* _Directions for this task_: The records below are to be duplicated exactly as they appear.

[Excerpts from an interface dataset]
________

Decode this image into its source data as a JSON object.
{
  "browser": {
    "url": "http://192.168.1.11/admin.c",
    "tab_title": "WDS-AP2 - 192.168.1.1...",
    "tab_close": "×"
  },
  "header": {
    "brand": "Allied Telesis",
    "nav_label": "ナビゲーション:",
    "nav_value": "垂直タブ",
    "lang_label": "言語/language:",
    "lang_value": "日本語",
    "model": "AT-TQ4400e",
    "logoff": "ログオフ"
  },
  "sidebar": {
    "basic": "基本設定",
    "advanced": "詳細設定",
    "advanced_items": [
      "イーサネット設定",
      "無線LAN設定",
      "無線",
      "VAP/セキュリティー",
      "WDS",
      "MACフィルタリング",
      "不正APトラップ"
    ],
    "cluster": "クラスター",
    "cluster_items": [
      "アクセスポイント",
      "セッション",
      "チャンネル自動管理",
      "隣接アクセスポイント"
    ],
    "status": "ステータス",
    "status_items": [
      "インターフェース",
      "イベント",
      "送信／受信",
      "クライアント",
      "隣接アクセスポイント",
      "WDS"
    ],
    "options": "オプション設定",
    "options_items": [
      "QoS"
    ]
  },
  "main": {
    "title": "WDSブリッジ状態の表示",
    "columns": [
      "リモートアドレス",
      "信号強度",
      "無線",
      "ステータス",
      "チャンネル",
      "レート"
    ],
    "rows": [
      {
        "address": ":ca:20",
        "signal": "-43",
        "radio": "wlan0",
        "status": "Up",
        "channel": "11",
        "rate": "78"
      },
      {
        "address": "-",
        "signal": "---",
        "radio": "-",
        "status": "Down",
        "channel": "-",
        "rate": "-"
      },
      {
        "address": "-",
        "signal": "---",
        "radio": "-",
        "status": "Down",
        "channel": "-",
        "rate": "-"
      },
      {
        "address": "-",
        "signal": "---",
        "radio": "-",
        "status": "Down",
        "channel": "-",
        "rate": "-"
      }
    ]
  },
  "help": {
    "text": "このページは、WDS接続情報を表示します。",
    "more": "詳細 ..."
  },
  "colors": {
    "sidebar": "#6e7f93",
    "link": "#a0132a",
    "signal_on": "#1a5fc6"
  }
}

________

* _Output for this exercise_:
Decode this image into its source data as a JSON object.
{
  "browser": {
    "url": "http://192.168.1.11/admin.c",
    "tab_title": "WDS-AP2 - 192.168.1.1...",
    "tab_close": "×"
  },
  "header": {
    "brand": "Allied Telesis",
    "nav_label": "ナビゲーション:",
    "nav_value": "垂直タブ",
    "lang_label": "言語/language:",
    "lang_value": "日本語",
    "model": "AT-TQ4400e",
    "logoff": "ログオフ"
  },
  "sidebar": {
    "basic": "基本設定",
    "advanced": "詳細設定",
    "advanced_items": [
      "イーサネット設定",
      "無線LAN設定",
      "無線",
      "VAP/セキュリティー",
      "WDS",
      "MACフィルタリング",
      "不正APトラップ"
    ],
    "cluster": "クラスター",
    "cluster_items": [
      "アクセスポイント",
      "セッション",
      "チャンネル自動管理",
      "隣接アクセスポイント"
    ],
    "status": "ステータス",
    "status_items": [
      "インターフェース",
      "イベント",
      "送信／受信",
      "クライアント",
      "隣接アクセスポイント",
      "WDS"
    ],
    "options": "オプション設定",
    "options_items": [
      "QoS"
    ]
  },
  "main": {
    "title": "WDSブリッジ状態の表示",
    "columns": [
      "リモートアドレス",
      "信号強度",
      "無線",
      "ステータス",
      "チャンネル",
      "レート"
    ],
    "rows": [
      {
        "address": ":ca:20",
        "signal": "-43",
        "radio": "wlan0",
        "status": "Up",
        "channel": "11",
        "rate": "78"
      },
      {
        "address": "-",
        "signal": "---",
        "radio": "-",
        "status": "Down",
        "channel": "-",
        "rate": "-"
      },
      {
        "address": "-",
        "signal": "---",
        "radio": "-",
        "status": "Down",
        "channel": "-",
        "rate": "-"
      },
      {
        "address": "-",
        "signal": "---",
        "radio": "-",
        "status": "Down",
        "channel": "-",
        "rate": "-"
      }
    ]
  },
  "help": {
    "text": "このページは、WDS接続情報を表示します。",
    "more": "詳細 ..."
  },
  "colors": {
    "sidebar": "#6e7f93",
    "link": "#a0132a",
    "signal_on": "#1a5fc6"
  }
}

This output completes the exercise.